The long hours were easier for him because he’s single, he said, but that not all of his fellow lawmakers were in the same situation.

“In session bills get done really quickly and lawmakers can’t afford to spend time after because they have other jobs to focus on,” Gallardo said.

Since 1998, voters have consistently gone against proposed raises for lawmakers, with the last defeat coming in 2008. There weren’t proposals in 2010 or 2012 due to the recession.

In addition to their salaries, lawmakers also receive a daily per-diem to cover travel and living expenses: $35 for Maricopa County residents and $60 for those who travel from elsewhere.

The Commission on Salaries for Elective State Officers made its recommendation based on inflation. The Bureau of Labor Statistics Consumer Price Index calculated that $24,000 in 1998 equates to $35,021.15 today.

Lisa Atkins, chairwoman of the commission, said it’s a good time to revisit the issue with the economy improving.

“Nobody runs for the Legislature based on the salary. Nobody says, ‘I want a $24,000 a year job,’” she said. “They run because of their passion for public service.”

While the legislative session is supposed to last 100 days in the spring, in the end lawmakers must give up full-time jobs to better serve constituents, Atkins said.

“We owe it to those people who run for office and make our policy decisions for a multi-billion dollar state that we fairly compensate them,” she said.

Joe Kanefield, a member of the commission, said that while Arizonans want a citizen Legislature lawmakers’ compensation should reflect the work they do beyond the regular session.

“We also need to make sure they can adequately supplement their income for whatever else they’re doing,” he said.

Karen Johnson, a former state senator, submitted an argument against Proposition 304 for the Secretary of State Publicity Pamphlet, which explains ballot measures. It noted that a higher salary doesn’t mean better government and added that Illinois, California and New York have the highest salaries for lawmakers but are, Johnson said, run poorly and in debt.

“As the salary grows, legislatures stay in session longer, write more bills and pass more laws,” Johnson’s statement said.

Rep. Debbie Lesko, R-Peoria, said she plans to vote against the proposition because the state budget will be in deficit.

“I sincerely believe they work very hard,” she said. “I just don’t think our state can afford it.”

Rep. Sonny Borrelli, R-Lake Havasu City, said he supports the increase but doesn’t expect it to pass.

“It’s probably going to get shot down because voters give us our approval rating based on what’s happening in D.C.,” Borrelli said.

For Borrelli, the $24,000 covers only his expenses. But his district includes Mohave and La Paz counties, and he said he doesn’t get reimbursed for any travel within that large area.

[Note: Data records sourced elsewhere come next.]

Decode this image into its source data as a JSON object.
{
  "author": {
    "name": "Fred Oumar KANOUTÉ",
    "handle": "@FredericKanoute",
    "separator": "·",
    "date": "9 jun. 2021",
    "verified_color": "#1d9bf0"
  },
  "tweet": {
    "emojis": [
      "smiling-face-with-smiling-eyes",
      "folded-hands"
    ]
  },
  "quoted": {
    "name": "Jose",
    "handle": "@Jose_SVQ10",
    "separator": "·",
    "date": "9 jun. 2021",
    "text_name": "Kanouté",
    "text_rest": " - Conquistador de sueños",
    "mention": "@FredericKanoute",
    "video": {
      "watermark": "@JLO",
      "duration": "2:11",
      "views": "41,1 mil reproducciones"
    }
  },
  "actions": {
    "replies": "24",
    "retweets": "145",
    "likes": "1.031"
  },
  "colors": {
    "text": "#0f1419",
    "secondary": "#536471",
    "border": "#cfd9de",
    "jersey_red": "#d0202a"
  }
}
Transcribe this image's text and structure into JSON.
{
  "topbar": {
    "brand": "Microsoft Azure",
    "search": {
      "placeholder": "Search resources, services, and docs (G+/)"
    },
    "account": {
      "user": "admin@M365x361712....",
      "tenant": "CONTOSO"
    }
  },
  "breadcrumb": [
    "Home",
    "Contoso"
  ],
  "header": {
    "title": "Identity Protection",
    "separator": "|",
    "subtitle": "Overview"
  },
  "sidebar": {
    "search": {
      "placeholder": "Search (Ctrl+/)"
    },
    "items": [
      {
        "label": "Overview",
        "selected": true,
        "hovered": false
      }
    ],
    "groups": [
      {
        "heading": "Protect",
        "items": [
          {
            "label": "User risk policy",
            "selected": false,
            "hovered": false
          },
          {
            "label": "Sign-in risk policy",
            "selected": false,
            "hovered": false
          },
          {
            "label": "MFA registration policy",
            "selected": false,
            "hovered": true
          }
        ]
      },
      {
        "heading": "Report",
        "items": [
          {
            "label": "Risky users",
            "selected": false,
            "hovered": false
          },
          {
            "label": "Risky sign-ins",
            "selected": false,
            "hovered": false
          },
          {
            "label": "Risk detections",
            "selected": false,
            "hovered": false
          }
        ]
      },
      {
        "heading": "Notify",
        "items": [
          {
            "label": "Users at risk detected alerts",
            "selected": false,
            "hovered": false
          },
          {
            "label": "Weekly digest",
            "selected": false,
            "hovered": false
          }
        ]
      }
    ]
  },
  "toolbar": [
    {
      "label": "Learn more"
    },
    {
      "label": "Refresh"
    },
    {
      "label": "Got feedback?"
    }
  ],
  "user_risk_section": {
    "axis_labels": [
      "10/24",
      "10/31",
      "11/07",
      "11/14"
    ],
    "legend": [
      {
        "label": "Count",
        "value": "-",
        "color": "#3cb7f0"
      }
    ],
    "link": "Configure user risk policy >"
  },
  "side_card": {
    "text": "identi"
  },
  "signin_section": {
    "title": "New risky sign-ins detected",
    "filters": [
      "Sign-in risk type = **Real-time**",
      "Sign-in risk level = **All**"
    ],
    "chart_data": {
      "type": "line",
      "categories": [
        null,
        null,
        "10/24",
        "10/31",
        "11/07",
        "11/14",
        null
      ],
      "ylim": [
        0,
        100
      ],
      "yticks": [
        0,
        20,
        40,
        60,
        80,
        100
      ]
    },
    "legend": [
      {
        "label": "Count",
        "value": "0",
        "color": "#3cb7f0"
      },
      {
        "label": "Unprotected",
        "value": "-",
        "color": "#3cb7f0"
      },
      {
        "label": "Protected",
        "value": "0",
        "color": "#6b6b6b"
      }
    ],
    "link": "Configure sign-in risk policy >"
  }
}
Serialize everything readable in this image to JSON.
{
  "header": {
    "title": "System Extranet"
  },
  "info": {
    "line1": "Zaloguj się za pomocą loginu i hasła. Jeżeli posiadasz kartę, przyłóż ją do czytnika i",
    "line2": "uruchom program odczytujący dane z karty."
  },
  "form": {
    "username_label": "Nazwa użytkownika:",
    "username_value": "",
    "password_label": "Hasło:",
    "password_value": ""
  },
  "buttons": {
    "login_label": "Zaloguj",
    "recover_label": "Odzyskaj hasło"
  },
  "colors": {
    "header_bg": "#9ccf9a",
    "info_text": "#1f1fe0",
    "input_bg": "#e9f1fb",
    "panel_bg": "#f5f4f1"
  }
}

“You should be able to do this and not make a living, but you should be compensated enough that you don’t have to do the job out of your own pocket,” he said.

Gallardo said he knows a handful of people who want to serve but simply cannot afford it.

“How many employers let them leave for 5-6 months and compensate them? None,” he said.

With the current salary, Gallardo said, the job appeals mainly to those who have supplemental incomes or are retired. But he said the state Legislature should be more representative of all parts of society.

“You get what you pay for, and they are not paying a good salary for people to part from their other jobs,” he said.